This twangy Tacoma duo concludes a week of record-release shows tonight. The album they’re celebrating, Something out of Nothing—funded by Kickstarter and produced by Elijah Thomson of Everest—finds Kirsten Wenlock and Travis Barker (not to be confused with Blink-182’s drummer) wrapping their rich harmonies around rootsy folk songs and delicate Dust Bowl ballads like a Pacific Northwest version of Shovels & Rope. With Walking Spanish, Tiny Messengers. High Dive, 513 N. 36th St., 632-0212. 8 p.m. $7.

The Maine

Tuesday, June 11

In a way, it’s almost as if the Maine has until recently been playing musical dress-up. Their first two EPs, as well as their debut album, 2008’s Can’t Stop, Won’t Stop, found the Arizona-based band putting on a very pop-rock hat—not quite as neon-tinged as that of dance-pop bands like Cobra Starship, but brightly colored nonetheless. Their second album, Black & White, though, saw the quintet try out a new, more mature hat, heavy on the “rock” in pop-rock. 2011’s Pioneer and the recently released Forever Halloween find the Maine burying that hat even deeper in their closet and really embracing the rock/modern-country sound they’ve grown into, balancing rock riffs that are at times upbeat and at others somber with thoughtful yet relatable lyrics. With A Rocket to the Moon, This Century, Brighten. El Corazon, 109 Eastlake Ave. E., 262-0482. $18 adv./$20 DOS. 7 p.m. All ages/bar with ID.

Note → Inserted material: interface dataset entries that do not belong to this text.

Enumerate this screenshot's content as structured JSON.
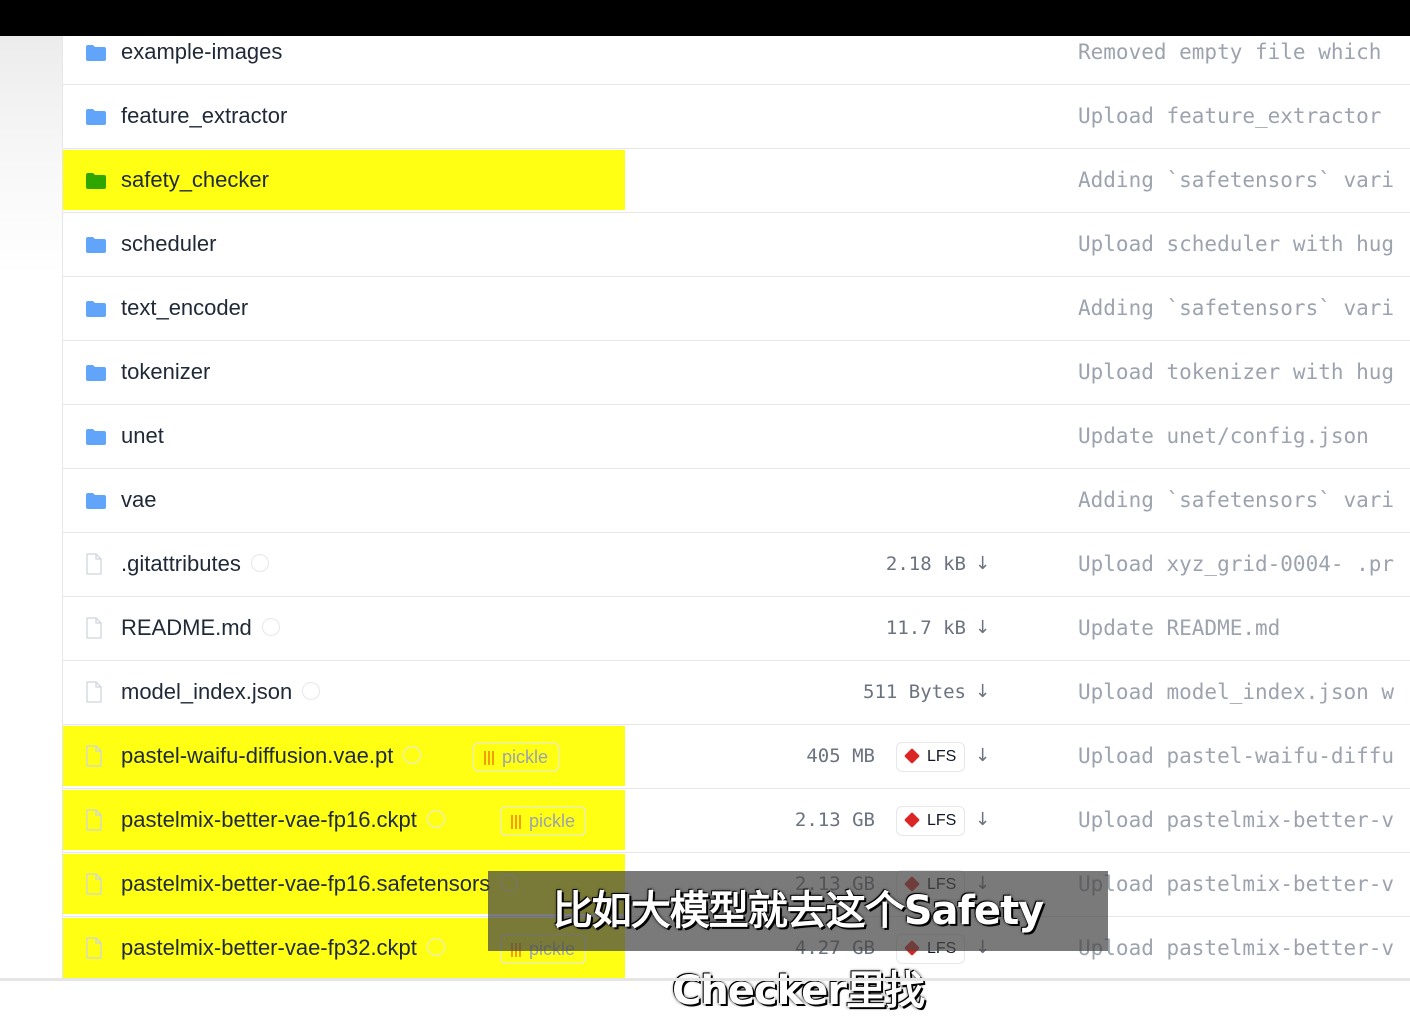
{
  "colors": {
    "folder": "#60a5fa",
    "folder_highlighted": "#2fa500",
    "highlight": "#ffff14",
    "lfs_red": "#dc2626",
    "pickle_orange": "#f59e0b"
  },
  "rows": [
    {
      "type": "folder",
      "name": "example-images",
      "commit": "Removed empty file which"
    },
    {
      "type": "folder",
      "name": "feature_extractor",
      "commit": "Upload feature_extractor"
    },
    {
      "type": "folder",
      "name": "safety_checker",
      "commit": "Adding `safetensors` vari",
      "highlighted": true
    },
    {
      "type": "folder",
      "name": "scheduler",
      "commit": "Upload scheduler with hug"
    },
    {
      "type": "folder",
      "name": "text_encoder",
      "commit": "Adding `safetensors` vari"
    },
    {
      "type": "folder",
      "name": "tokenizer",
      "commit": "Upload tokenizer with hug"
    },
    {
      "type": "folder",
      "name": "unet",
      "commit": "Update unet/config.json"
    },
    {
      "type": "folder",
      "name": "vae",
      "commit": "Adding `safetensors` vari"
    },
    {
      "type": "file",
      "name": ".gitattributes",
      "size": "2.18 kB",
      "commit": "Upload xyz_grid-0004- .pr"
    },
    {
      "type": "file",
      "name": "README.md",
      "size": "11.7 kB",
      "commit": "Update README.md"
    },
    {
      "type": "file",
      "name": "model_index.json",
      "size": "511 Bytes",
      "commit": "Upload model_index.json w"
    },
    {
      "type": "file",
      "name": "pastel-waifu-diffusion.vae.pt",
      "pickle": "pickle",
      "size": "405 MB",
      "lfs": "LFS",
      "commit": "Upload pastel-waifu-diffu",
      "highlighted": true
    },
    {
      "type": "file",
      "name": "pastelmix-better-vae-fp16.ckpt",
      "pickle": "pickle",
      "size": "2.13 GB",
      "lfs": "LFS",
      "commit": "Upload pastelmix-better-v",
      "highlighted": true
    },
    {
      "type": "file",
      "name": "pastelmix-better-vae-fp16.safetensors",
      "size": "2.13 GB",
      "lfs": "LFS",
      "commit": "Upload pastelmix-better-v",
      "highlighted": true
    },
    {
      "type": "file",
      "name": "pastelmix-better-vae-fp32.ckpt",
      "pickle": "pickle",
      "size": "4.27 GB",
      "lfs": "LFS",
      "commit": "Upload pastelmix-better-v",
      "highlighted": true
    }
  ],
  "subtitle": "比如大模型就去这个Safety Checker里找",
  "download_glyph": "↓"
}
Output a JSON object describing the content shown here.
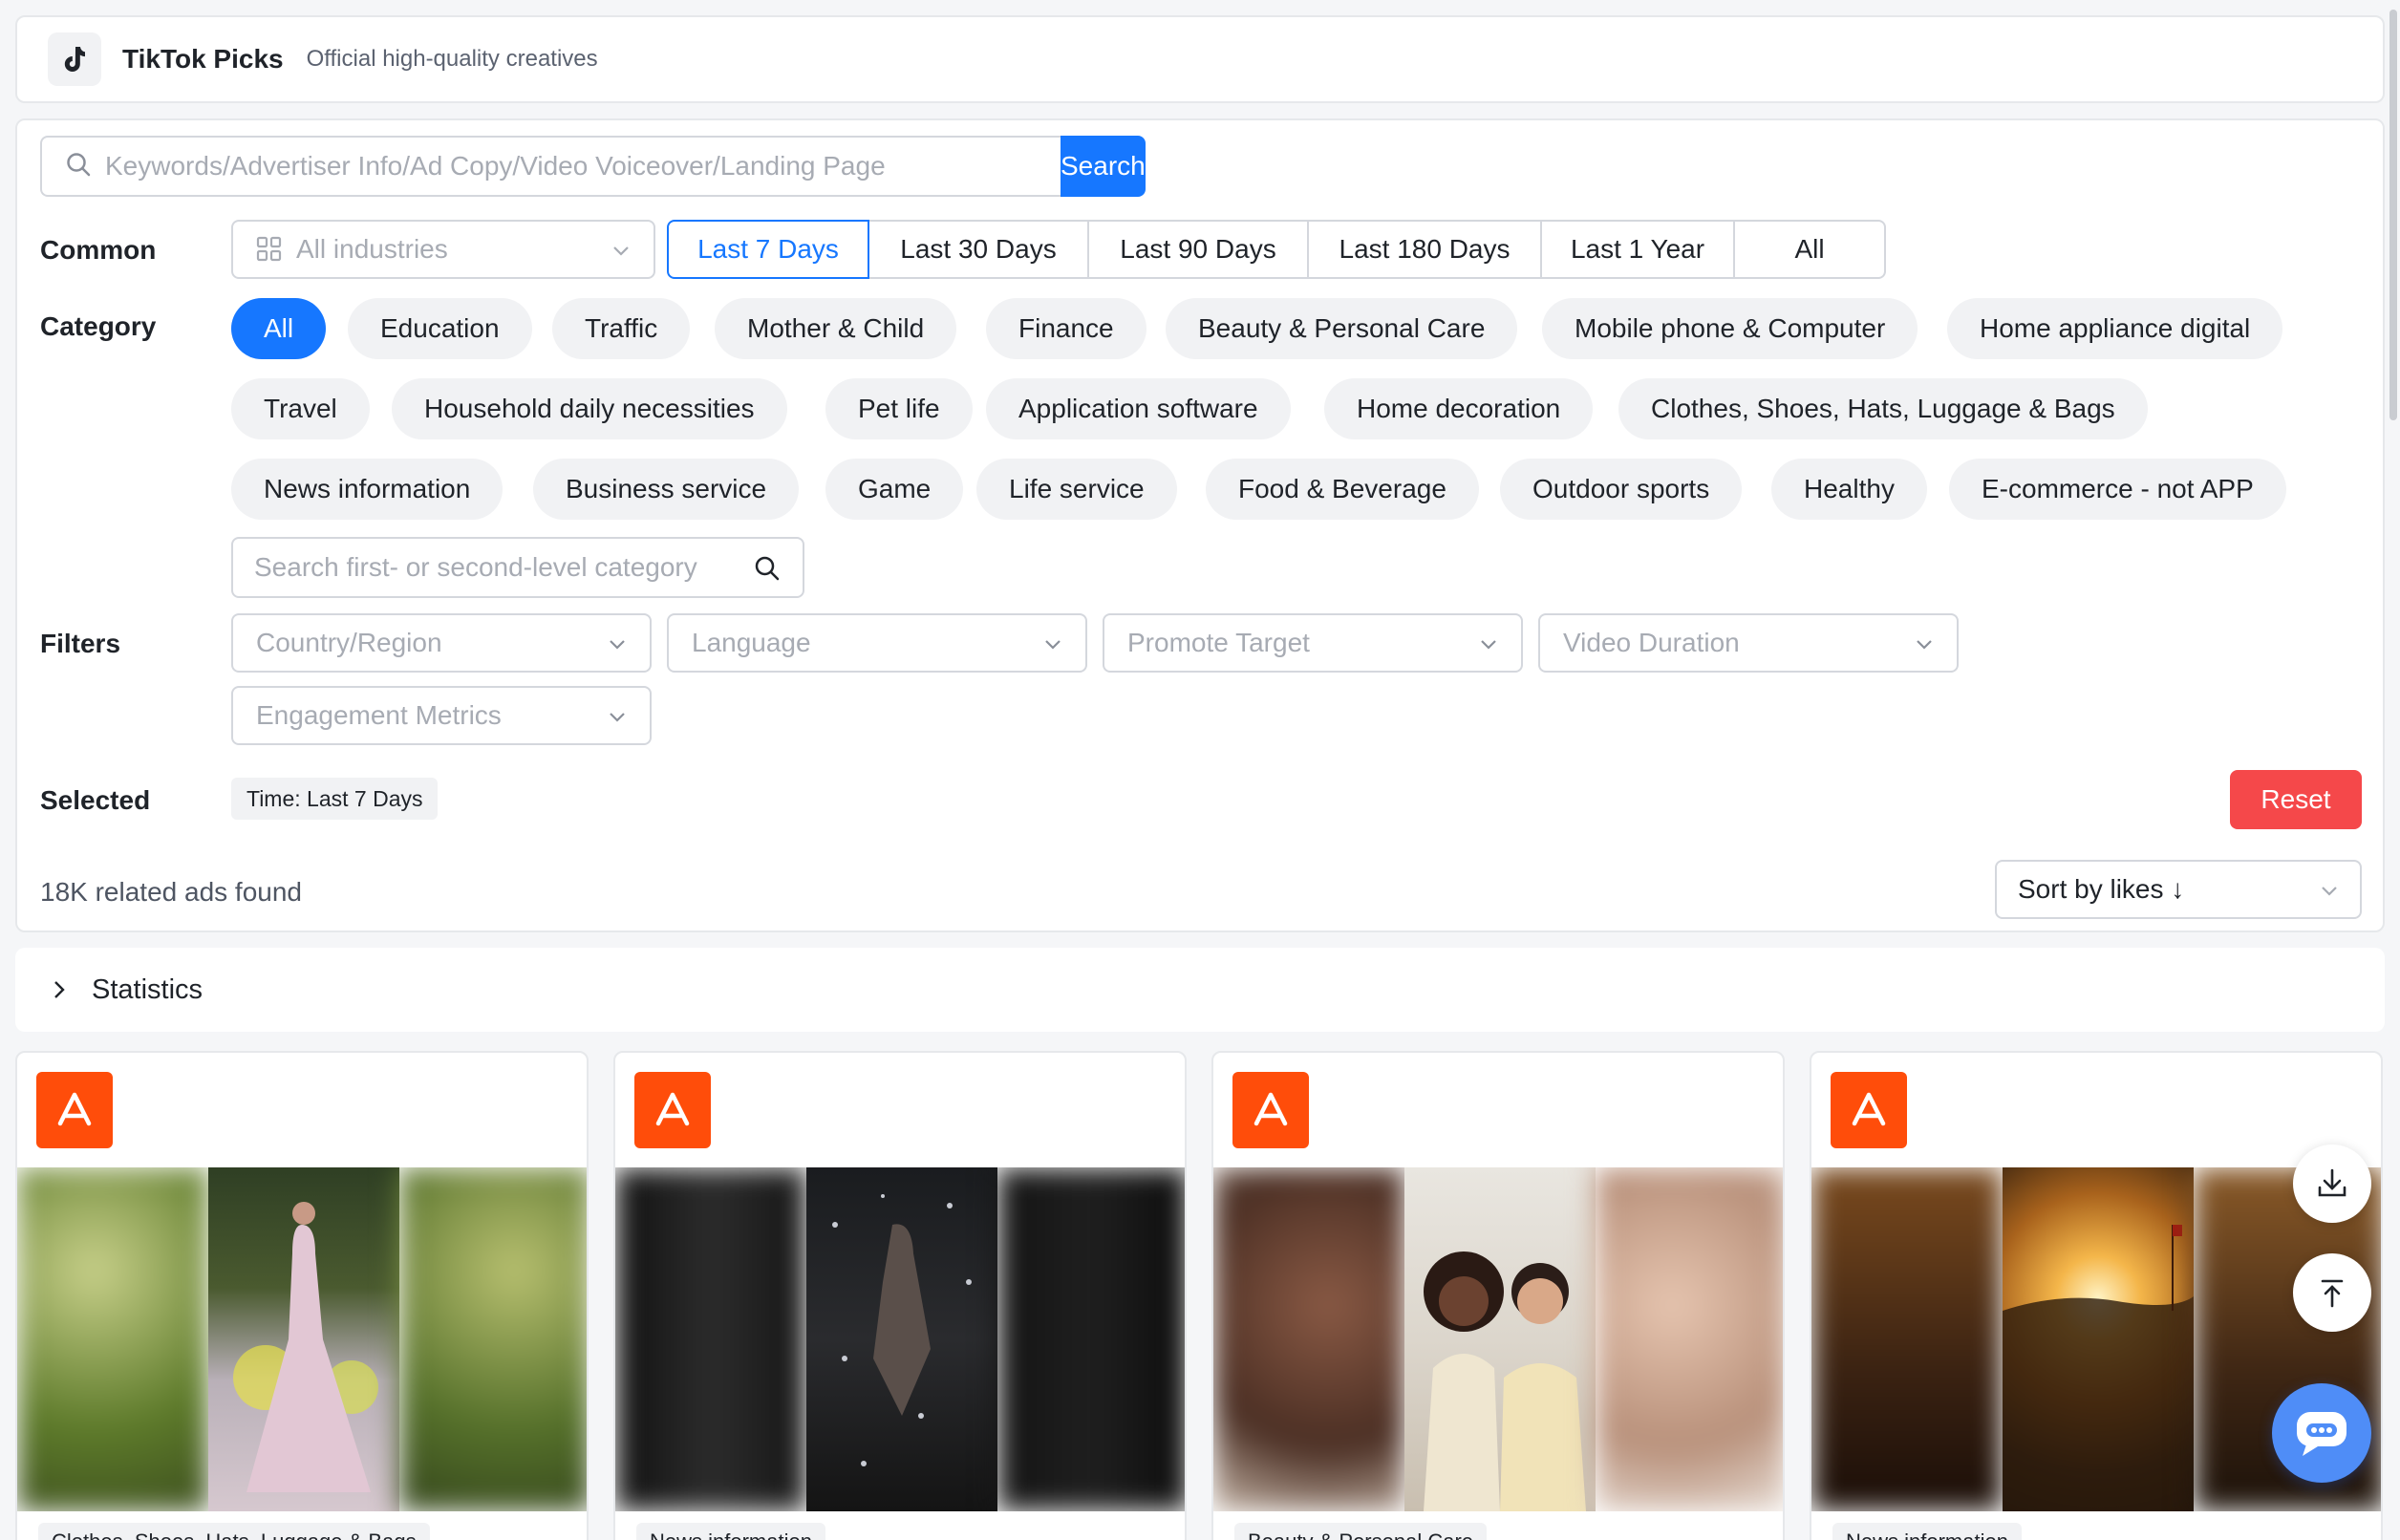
{
  "header": {
    "title": "TikTok Picks",
    "subtitle": "Official high-quality creatives",
    "icon": "tiktok-icon"
  },
  "search": {
    "placeholder": "Keywords/Advertiser Info/Ad Copy/Video Voiceover/Landing Page",
    "button_label": "Search",
    "icon": "search-icon"
  },
  "common": {
    "label": "Common",
    "industry_placeholder": "All industries",
    "time_ranges": [
      "Last 7 Days",
      "Last 30 Days",
      "Last 90 Days",
      "Last 180 Days",
      "Last 1 Year",
      "All"
    ],
    "active_time_range": "Last 7 Days"
  },
  "category": {
    "label": "Category",
    "items": [
      "All",
      "Education",
      "Traffic",
      "Mother & Child",
      "Finance",
      "Beauty & Personal Care",
      "Mobile phone & Computer",
      "Home appliance digital",
      "Travel",
      "Household daily necessities",
      "Pet life",
      "Application software",
      "Home decoration",
      "Clothes, Shoes, Hats, Luggage & Bags",
      "News information",
      "Business service",
      "Game",
      "Life service",
      "Food & Beverage",
      "Outdoor sports",
      "Healthy",
      "E-commerce - not APP"
    ],
    "active": "All",
    "search_placeholder": "Search first- or second-level category"
  },
  "filters": {
    "label": "Filters",
    "dropdowns": [
      "Country/Region",
      "Language",
      "Promote Target",
      "Video Duration",
      "Engagement Metrics"
    ]
  },
  "selected": {
    "label": "Selected",
    "tags": [
      "Time: Last 7 Days"
    ],
    "reset_label": "Reset"
  },
  "results": {
    "count_text": "18K related ads found",
    "sort_label": "Sort by likes ↓"
  },
  "statistics": {
    "label": "Statistics"
  },
  "cards": [
    {
      "category": "Clothes, Shoes, Hats, Luggage & Bags",
      "icon": "app-store-icon"
    },
    {
      "category": "News information",
      "icon": "app-store-icon"
    },
    {
      "category": "Beauty & Personal Care",
      "icon": "app-store-icon"
    },
    {
      "category": "News information",
      "icon": "app-store-icon"
    }
  ],
  "floating": {
    "download_icon": "download-icon",
    "top_icon": "back-to-top-icon",
    "chat_icon": "chat-icon"
  },
  "colors": {
    "primary": "#1677ff",
    "danger": "#f5484a",
    "app_badge": "#ff4d0a"
  }
}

*Yirim Seck

Tuesday, June 11

This Senegalese Seattleite delivers relatable raps with a unique perspective that have earned him respect in local rap circles over the past decade, though his material has never reached a wider audience. The lack of marketing belies the sharp lyricism on the few tasty morsels he’s offered from his forthcoming Audio D’oeuvres release. The undercard for this show is also a clever sampling of talent, including up-and-coming sincere spitter Raz Simone and local underground legends Silent Lambs Project. This rare grouping of true-school talent makes it a great choice for longtime local-rap followers, and for those simply looking for substance in a sea of fluff. With DJ Topspin, DJ Surreal. Barboza, 925 E. Pike, 709-9951, 7 p.m. $15 adv.

comments powered by Disqus

Friends to Follow